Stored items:
== == ==

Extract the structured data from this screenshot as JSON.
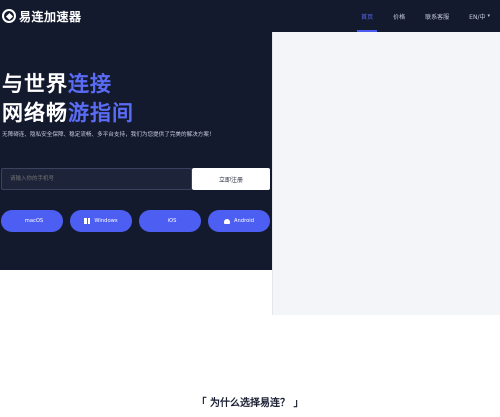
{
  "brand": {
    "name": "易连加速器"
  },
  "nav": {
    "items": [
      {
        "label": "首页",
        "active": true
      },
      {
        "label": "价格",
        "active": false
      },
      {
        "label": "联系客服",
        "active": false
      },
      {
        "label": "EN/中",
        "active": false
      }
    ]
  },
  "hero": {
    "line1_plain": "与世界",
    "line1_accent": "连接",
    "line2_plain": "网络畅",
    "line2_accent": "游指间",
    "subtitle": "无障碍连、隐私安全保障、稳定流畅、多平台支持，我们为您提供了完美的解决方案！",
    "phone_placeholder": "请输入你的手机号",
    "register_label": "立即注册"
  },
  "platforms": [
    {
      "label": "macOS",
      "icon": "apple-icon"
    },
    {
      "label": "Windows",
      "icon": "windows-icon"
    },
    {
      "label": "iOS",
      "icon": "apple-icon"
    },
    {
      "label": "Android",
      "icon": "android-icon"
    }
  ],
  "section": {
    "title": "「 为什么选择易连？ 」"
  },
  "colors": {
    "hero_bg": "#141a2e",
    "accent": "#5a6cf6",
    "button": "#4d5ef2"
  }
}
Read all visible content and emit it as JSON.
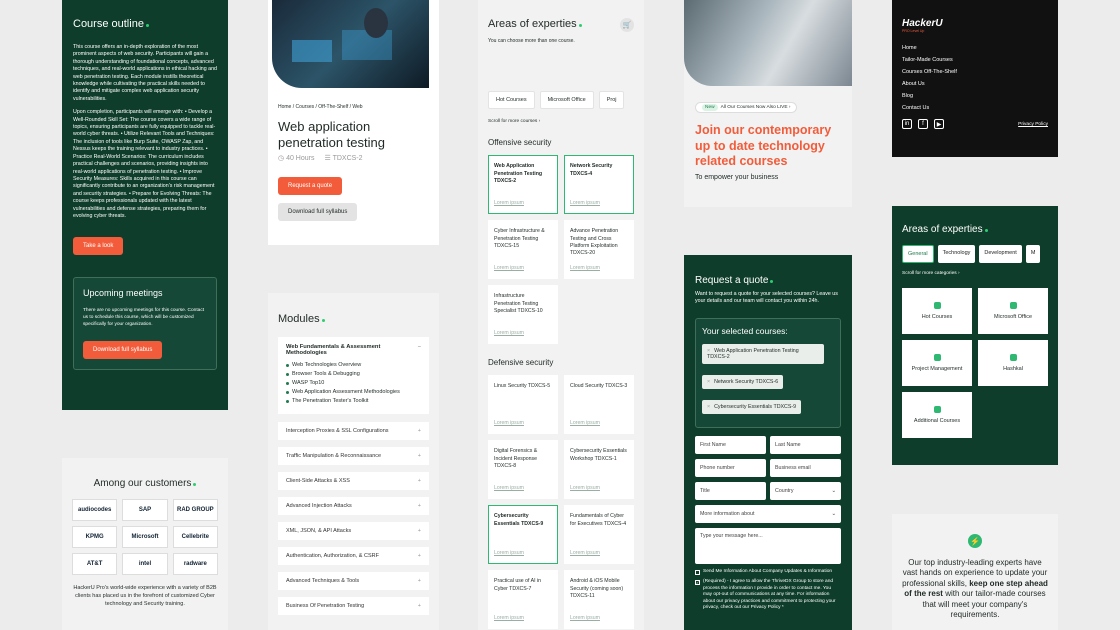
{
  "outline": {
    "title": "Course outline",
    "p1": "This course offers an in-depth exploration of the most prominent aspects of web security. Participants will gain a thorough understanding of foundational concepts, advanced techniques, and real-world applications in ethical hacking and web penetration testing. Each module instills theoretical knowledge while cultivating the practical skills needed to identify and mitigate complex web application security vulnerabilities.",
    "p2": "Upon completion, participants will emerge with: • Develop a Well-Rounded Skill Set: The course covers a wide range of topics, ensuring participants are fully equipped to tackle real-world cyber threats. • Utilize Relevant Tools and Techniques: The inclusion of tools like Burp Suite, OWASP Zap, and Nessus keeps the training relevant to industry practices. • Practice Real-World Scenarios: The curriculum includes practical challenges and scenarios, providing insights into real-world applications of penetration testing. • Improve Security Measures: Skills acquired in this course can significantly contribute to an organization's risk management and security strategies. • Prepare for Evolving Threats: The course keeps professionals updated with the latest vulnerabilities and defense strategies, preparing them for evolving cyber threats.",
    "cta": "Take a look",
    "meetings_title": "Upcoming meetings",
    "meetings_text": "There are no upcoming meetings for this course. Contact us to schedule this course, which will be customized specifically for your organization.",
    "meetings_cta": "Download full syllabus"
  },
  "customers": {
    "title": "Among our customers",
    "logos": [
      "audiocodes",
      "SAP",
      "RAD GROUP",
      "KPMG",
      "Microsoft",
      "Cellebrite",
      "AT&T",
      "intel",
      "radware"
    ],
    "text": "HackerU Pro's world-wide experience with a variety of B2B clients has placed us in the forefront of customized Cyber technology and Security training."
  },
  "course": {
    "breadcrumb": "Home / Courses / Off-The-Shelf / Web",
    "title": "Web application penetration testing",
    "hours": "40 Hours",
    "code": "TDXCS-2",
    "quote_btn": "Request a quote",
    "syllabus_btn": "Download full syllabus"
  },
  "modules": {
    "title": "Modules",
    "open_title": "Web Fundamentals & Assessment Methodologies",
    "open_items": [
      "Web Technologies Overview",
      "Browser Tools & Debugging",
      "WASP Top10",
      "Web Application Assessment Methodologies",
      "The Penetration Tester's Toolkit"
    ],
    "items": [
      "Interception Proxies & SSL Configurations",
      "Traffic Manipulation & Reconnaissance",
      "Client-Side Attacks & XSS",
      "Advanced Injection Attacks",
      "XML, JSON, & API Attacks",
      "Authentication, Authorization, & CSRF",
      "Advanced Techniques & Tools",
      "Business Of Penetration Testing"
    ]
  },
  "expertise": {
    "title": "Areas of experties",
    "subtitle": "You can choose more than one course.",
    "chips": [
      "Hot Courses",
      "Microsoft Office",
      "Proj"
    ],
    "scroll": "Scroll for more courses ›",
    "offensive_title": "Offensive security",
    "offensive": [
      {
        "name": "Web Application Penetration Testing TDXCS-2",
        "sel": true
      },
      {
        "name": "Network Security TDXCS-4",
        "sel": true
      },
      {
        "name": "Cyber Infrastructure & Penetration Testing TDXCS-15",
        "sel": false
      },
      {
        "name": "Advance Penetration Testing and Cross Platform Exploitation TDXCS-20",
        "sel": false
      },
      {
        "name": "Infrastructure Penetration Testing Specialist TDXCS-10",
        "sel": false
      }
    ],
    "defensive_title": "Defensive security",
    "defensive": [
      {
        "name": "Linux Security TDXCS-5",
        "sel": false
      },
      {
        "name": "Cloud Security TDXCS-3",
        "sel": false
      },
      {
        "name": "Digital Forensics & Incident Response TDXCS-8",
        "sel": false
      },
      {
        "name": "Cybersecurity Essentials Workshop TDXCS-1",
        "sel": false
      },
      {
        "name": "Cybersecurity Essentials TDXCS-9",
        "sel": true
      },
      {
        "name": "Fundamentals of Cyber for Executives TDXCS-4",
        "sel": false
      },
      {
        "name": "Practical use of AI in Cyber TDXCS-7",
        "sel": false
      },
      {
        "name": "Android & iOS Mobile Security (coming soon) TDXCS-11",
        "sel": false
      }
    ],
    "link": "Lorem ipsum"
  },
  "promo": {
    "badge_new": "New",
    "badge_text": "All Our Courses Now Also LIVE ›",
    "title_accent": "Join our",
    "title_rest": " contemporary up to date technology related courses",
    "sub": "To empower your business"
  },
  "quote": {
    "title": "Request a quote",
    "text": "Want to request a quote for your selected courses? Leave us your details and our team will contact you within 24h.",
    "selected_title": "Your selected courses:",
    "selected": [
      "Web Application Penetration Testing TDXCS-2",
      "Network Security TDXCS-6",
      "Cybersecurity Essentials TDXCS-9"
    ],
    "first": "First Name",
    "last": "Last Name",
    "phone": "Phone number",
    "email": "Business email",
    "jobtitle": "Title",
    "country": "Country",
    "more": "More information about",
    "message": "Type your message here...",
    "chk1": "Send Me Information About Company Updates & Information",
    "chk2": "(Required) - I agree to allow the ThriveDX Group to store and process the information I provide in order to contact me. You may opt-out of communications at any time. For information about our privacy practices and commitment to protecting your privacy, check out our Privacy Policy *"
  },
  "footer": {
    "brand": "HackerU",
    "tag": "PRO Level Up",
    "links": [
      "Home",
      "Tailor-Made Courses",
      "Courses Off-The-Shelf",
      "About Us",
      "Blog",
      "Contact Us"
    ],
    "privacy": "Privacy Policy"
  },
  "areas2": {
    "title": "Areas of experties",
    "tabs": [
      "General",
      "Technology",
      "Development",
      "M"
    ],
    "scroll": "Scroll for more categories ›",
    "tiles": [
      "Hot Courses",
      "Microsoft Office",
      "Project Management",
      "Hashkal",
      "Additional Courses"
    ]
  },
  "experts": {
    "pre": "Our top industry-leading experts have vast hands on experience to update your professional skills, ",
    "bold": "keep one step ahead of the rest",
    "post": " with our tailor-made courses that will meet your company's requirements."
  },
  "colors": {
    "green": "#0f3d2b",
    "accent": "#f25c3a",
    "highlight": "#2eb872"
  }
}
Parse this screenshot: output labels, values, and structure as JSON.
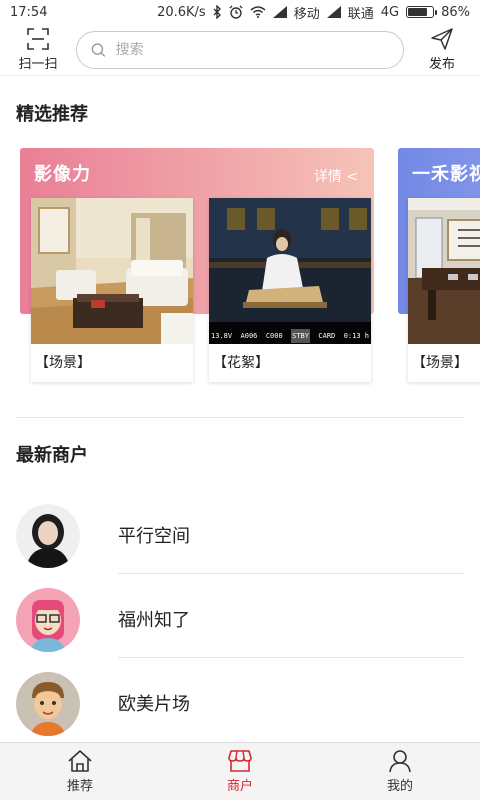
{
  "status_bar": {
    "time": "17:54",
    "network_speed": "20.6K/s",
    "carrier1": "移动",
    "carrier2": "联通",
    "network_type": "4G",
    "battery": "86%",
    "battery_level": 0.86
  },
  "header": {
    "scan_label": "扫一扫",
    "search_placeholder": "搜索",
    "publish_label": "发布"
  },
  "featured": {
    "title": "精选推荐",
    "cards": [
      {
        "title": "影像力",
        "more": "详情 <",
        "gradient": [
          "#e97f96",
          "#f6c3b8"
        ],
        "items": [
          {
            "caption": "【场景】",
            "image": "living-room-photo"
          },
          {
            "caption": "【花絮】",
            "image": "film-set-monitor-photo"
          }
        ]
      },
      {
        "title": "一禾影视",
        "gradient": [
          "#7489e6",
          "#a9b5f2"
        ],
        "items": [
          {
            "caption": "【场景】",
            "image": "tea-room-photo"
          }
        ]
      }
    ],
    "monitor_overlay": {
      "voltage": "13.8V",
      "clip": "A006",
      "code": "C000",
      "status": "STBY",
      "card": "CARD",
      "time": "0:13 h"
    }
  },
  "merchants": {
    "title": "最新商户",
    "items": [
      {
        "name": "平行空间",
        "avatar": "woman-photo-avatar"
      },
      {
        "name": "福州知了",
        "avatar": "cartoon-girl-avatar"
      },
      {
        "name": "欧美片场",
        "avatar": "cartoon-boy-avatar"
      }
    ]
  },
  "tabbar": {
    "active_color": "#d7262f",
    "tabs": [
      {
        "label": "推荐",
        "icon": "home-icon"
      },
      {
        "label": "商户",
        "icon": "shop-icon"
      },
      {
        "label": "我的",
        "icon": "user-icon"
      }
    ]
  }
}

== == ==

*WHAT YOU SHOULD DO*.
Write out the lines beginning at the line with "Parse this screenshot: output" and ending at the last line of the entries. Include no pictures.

*RESULT OF THIS TASK*.
Parse this screenshot: output labels, values, and structure as JSON.
{
  "status_bar": {
    "time": "17:54",
    "network_speed": "20.6K/s",
    "carrier1": "移动",
    "carrier2": "联通",
    "network_type": "4G",
    "battery": "86%",
    "battery_level": 0.86
  },
  "header": {
    "scan_label": "扫一扫",
    "search_placeholder": "搜索",
    "publish_label": "发布"
  },
  "featured": {
    "title": "精选推荐",
    "cards": [
      {
        "title": "影像力",
        "more": "详情 <",
        "gradient": [
          "#e97f96",
          "#f6c3b8"
        ],
        "items": [
          {
            "caption": "【场景】",
            "image": "living-room-photo"
          },
          {
            "caption": "【花絮】",
            "image": "film-set-monitor-photo"
          }
        ]
      },
      {
        "title": "一禾影视",
        "gradient": [
          "#7489e6",
          "#a9b5f2"
        ],
        "items": [
          {
            "caption": "【场景】",
            "image": "tea-room-photo"
          }
        ]
      }
    ],
    "monitor_overlay": {
      "voltage": "13.8V",
      "clip": "A006",
      "code": "C000",
      "status": "STBY",
      "card": "CARD",
      "time": "0:13 h"
    }
  },
  "merchants": {
    "title": "最新商户",
    "items": [
      {
        "name": "平行空间",
        "avatar": "woman-photo-avatar"
      },
      {
        "name": "福州知了",
        "avatar": "cartoon-girl-avatar"
      },
      {
        "name": "欧美片场",
        "avatar": "cartoon-boy-avatar"
      }
    ]
  },
  "tabbar": {
    "active_color": "#d7262f",
    "tabs": [
      {
        "label": "推荐",
        "icon": "home-icon"
      },
      {
        "label": "商户",
        "icon": "shop-icon"
      },
      {
        "label": "我的",
        "icon": "user-icon"
      }
    ]
  }
}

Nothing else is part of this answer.